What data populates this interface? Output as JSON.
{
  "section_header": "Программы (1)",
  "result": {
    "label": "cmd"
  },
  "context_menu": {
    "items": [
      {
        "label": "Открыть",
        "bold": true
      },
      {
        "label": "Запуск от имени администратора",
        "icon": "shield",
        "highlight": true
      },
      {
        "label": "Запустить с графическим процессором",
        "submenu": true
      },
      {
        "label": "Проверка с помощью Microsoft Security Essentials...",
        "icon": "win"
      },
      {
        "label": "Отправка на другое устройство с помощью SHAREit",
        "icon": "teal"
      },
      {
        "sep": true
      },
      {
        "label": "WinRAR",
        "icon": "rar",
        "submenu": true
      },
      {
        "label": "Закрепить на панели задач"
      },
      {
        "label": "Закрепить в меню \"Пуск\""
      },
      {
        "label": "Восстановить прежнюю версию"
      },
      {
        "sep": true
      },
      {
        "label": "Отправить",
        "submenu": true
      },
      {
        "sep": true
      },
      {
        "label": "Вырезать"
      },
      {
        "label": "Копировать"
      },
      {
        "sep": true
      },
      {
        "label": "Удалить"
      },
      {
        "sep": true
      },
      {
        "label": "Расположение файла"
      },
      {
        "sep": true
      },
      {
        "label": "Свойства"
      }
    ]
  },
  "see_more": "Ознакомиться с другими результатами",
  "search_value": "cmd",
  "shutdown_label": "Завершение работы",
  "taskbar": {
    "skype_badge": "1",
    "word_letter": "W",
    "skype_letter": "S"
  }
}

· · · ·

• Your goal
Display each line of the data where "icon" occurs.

• Solved exercise
        "icon": "shield",
        "icon": "win"
        "icon": "teal"
        "icon": "rar",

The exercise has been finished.